- Opening Delimiter -

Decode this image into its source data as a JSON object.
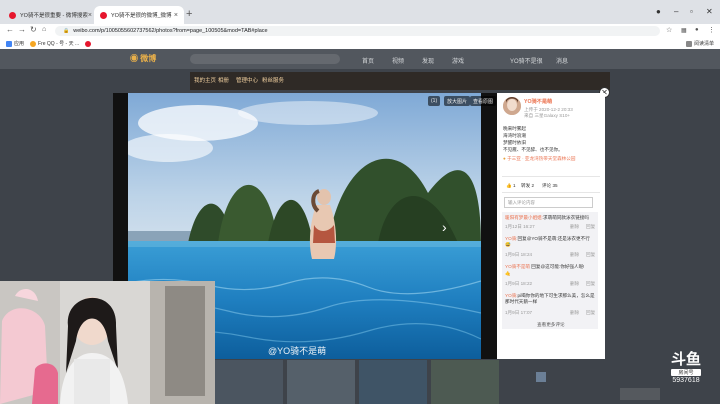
{
  "browser": {
    "tabs": [
      {
        "title": "YO骑不是很重要 - 微博搜索"
      },
      {
        "title": "YO骑不是很的微博_微博"
      }
    ],
    "address": "weibo.com/p/1005055602737562/photos?from=page_100505&mod=TAB#place",
    "bookmarks": [
      "应用",
      "Fre QQ - 号 - 天 ..."
    ],
    "bookmarks_right": "阅读清单"
  },
  "weibo": {
    "logo": "微博",
    "nav_items": [
      "首页",
      "视频",
      "发现",
      "游戏",
      "YO骑不是很",
      "消息"
    ],
    "profile_tabs": [
      "我的主页",
      "相册",
      "管理中心",
      "粉丝服务"
    ]
  },
  "viewer": {
    "buttons": [
      "(1)",
      "放大图片",
      "查看原图"
    ],
    "watermark": "@YO骑不是萌",
    "next": "›"
  },
  "post": {
    "author": "YO骑不是萌",
    "time": "上传于 2020-12-2 20:33",
    "device": "来自 三星Galaxy S10+",
    "lines": [
      "晚来时雾起",
      "海湾时浪潮",
      "梦醒时依旧",
      "不见雁、不见醉、也不见你。"
    ],
    "location": "于三亚 · 亚龙湾热带天堂森林公园",
    "stats": {
      "likes": "1",
      "forward": "转发 2",
      "comments": "评论 35"
    }
  },
  "comments": {
    "placeholder": "输入评论内容",
    "items": [
      {
        "user": "暖阳有梦最小姐姐:",
        "text": "求萌萌同款泳衣链接吗",
        "date": "1月12日 16:27",
        "actions": [
          "删除",
          "回复"
        ]
      },
      {
        "user": "YO骑:",
        "text": "回复@YO骑不是萌:还是泳衣更不行",
        "date": "1月9日 18:24",
        "actions": [
          "删除",
          "回复"
        ]
      },
      {
        "user": "YO骑不是萌",
        "text": "回复@这可能:你好强人呢!",
        "date": "1月9日 18:22",
        "actions": [
          "删除",
          "回复"
        ]
      },
      {
        "user": "YO骑:",
        "text": "pi喝你你的地下可生求那么美，怎么是那时代天鹅一样",
        "date": "1月9日 17:07",
        "actions": [
          "删除",
          "回复"
        ]
      }
    ],
    "more": "查看更多评论"
  },
  "overlay": {
    "brand": "斗鱼",
    "sub": "房间号",
    "room": "5937618"
  }
}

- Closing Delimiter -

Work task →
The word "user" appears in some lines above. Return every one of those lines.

Solved exercise →
        "user": "暖阳有梦最小姐姐:",
        "user": "YO骑:",
        "user": "YO骑不是萌",
        "user": "YO骑:",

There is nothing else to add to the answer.